person to observe the proceedings. Despite having 30 minutes additional hearing time available, the
Labor chair refused the request from the deputy chair, the member for Southern Downs, for the
commissioner to address the committee.
The Small Business Commissioner must be independent of the minister. It must be independent
so that the business community can have trust in the role. That is why the LNP proposes to amend the
clauses on the ministerial direction and retain only the statement of expectations. The bill provides no
power to obtain information for the commission to influence government departments to provide
information that would enable the resolution of issues. The LNP amendments will add a clause that
gives the commissioner power to obtain information from government agencies and entities. I urge the
government to support our amendments.
Small and family businesses have been hit hard. In Gympie they had to deal with COVID-19
restrictions and rules devised in the Brisbane CBD—devised with no appreciation for their impact in
regional areas. Now Gympie is dealing with the impacts of flooding. The government restricted day trip
travel to a 50-kilometre radius that was impractical in regions such as Gympie. It made no sense for
those wanting to access the Cooloola Coast. It put enormous pressure on our businesses. At one point,
Rainbow Beach businesses experienced more than a 90 per cent decline in revenue. One reported a

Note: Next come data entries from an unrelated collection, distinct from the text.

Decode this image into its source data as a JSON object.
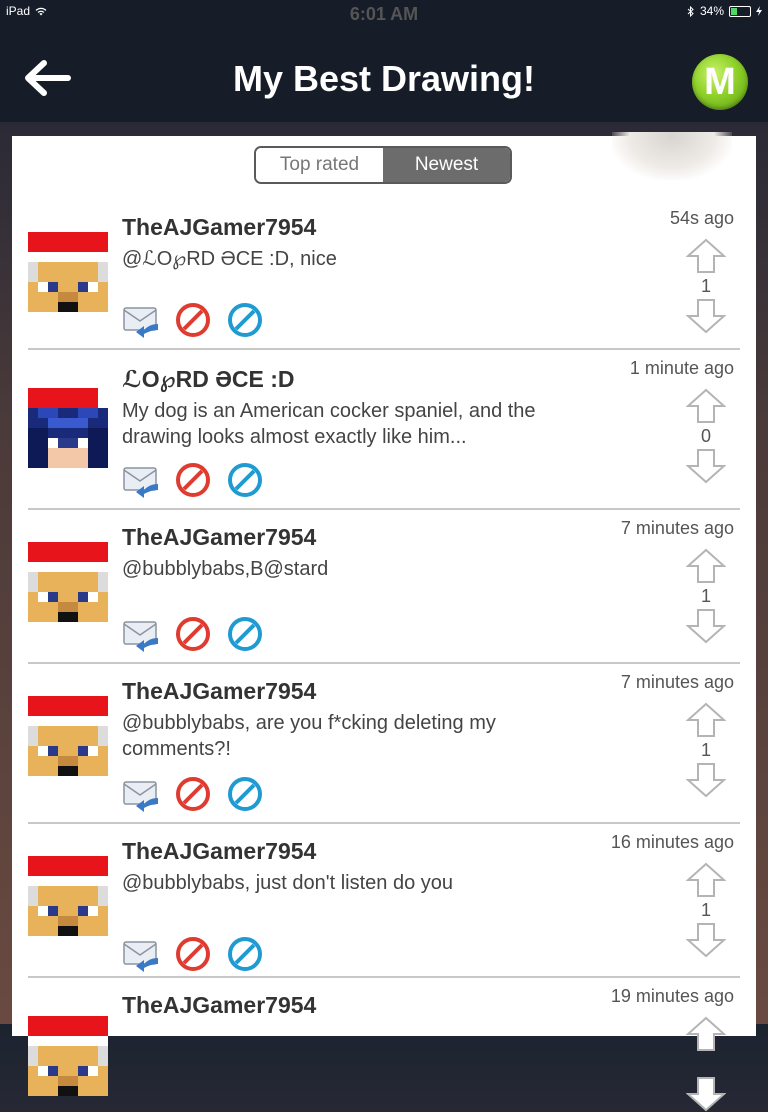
{
  "status": {
    "device": "iPad",
    "time": "6:01 AM",
    "battery": "34%",
    "battery_level": 0.34
  },
  "nav": {
    "title": "My Best Drawing!",
    "logo_letter": "M"
  },
  "tabs": {
    "top_rated": "Top rated",
    "newest": "Newest",
    "active": "newest"
  },
  "comments": [
    {
      "user": "TheAJGamer7954",
      "text": "@ℒΟ℘RD ƏCE :D, nice",
      "time": "54s ago",
      "votes": "1",
      "avatar": "santa"
    },
    {
      "user": "ℒΟ℘RD ƏCE :D",
      "text": "My dog is an American cocker spaniel, and the drawing looks almost exactly like him...",
      "time": "1 minute ago",
      "votes": "0",
      "avatar": "bluehair"
    },
    {
      "user": "TheAJGamer7954",
      "text": "@bubblybabs,B@stard",
      "time": "7 minutes ago",
      "votes": "1",
      "avatar": "santa"
    },
    {
      "user": "TheAJGamer7954",
      "text": "@bubblybabs, are you f*cking deleting my comments?!",
      "time": "7 minutes ago",
      "votes": "1",
      "avatar": "santa"
    },
    {
      "user": "TheAJGamer7954",
      "text": "@bubblybabs, just don't listen do you",
      "time": "16 minutes ago",
      "votes": "1",
      "avatar": "santa"
    },
    {
      "user": "TheAJGamer7954",
      "text": "",
      "time": "19 minutes ago",
      "votes": "",
      "avatar": "santa"
    }
  ],
  "colors": {
    "nav_bg": "#161d29",
    "logo_green": "#8fd12a",
    "block_red": "#e03b30",
    "block_blue": "#1f9bd1",
    "reply_blue": "#3a78c8"
  }
}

97 per cent decline. Those that had to completely close experienced a decline of more than 90 per cent
in their revenue.
For two years, small and family businesses have battled to stay open. Small businesses are
struggling now more than ever. MGA Independent Retailers and MGA Timber Merchants Australia trade
under brands such as Drakes, FoodWorks, Friendly Grocers, the various IGA and Spar stores, Mitre 10,
and Home Timber and Hardware. They are a family and privately owned community business that
employs 21,000 full-time, part-time and casual employees across seven days. In their submission they
… larger retailers have managed to cope with the virus in the community better than our members as they are well supported,
equipped, and financially resourced. In comparison, it cannot be said that the same luxury is afforded to our members who rely
heavily upon services such as the Small Business Commissioners … to assist them in navigating the complexity of issues
associated with the small business.
In February the CCIQ pulse survey showed business confidence is down 16.9 per cent from the
last quarter, which is the lowest rate since September 2020. Sales and revenue were down 6.9 per cent
in the last quarter and are still falling. Employment levels were down 4.5 per cent and 63 per cent of
businesses and staff were impacted by mental health issues. Small business owners are facing a storm
of issues as they try to get back on their feet. There are issues from staff shortages, people staying at
home, testing regimes, isolation rules and a lack of building materials for repairs. Businesses told the
surveyors that problems include: people being more cautious, distressed and staying at home more; a
lack of confidence in the economy; the impact of COVID on people’s work and incomes and, therefore,
their ability to spend; and now, as financial support for businesses disappears and with restrictions
gone, employers will not invest or engage more staff because it is too risky.
For the past two years the LNP has regularly called on the government to improve the
communication and transparency around COVID-19 restrictions and health directives for small
business. We have repeatedly put suggestions on the table for a support package, including targeted
grants, payroll tax relief and sick leave cover. Revenue has been slashed and employment is down and
we have a government with no plan. The lack of action has left small and family businesses with nothing
but uncertainty. We need clear and consistent messaging to restore confidence and give business
owners hope for their future. The state government should immediately consult with businesses and
develop a plan for business recovery. I urge support for the LNP amendments to give genuine support
and assistance to small and family businesses through a properly resourced and supported Small
Business Commission.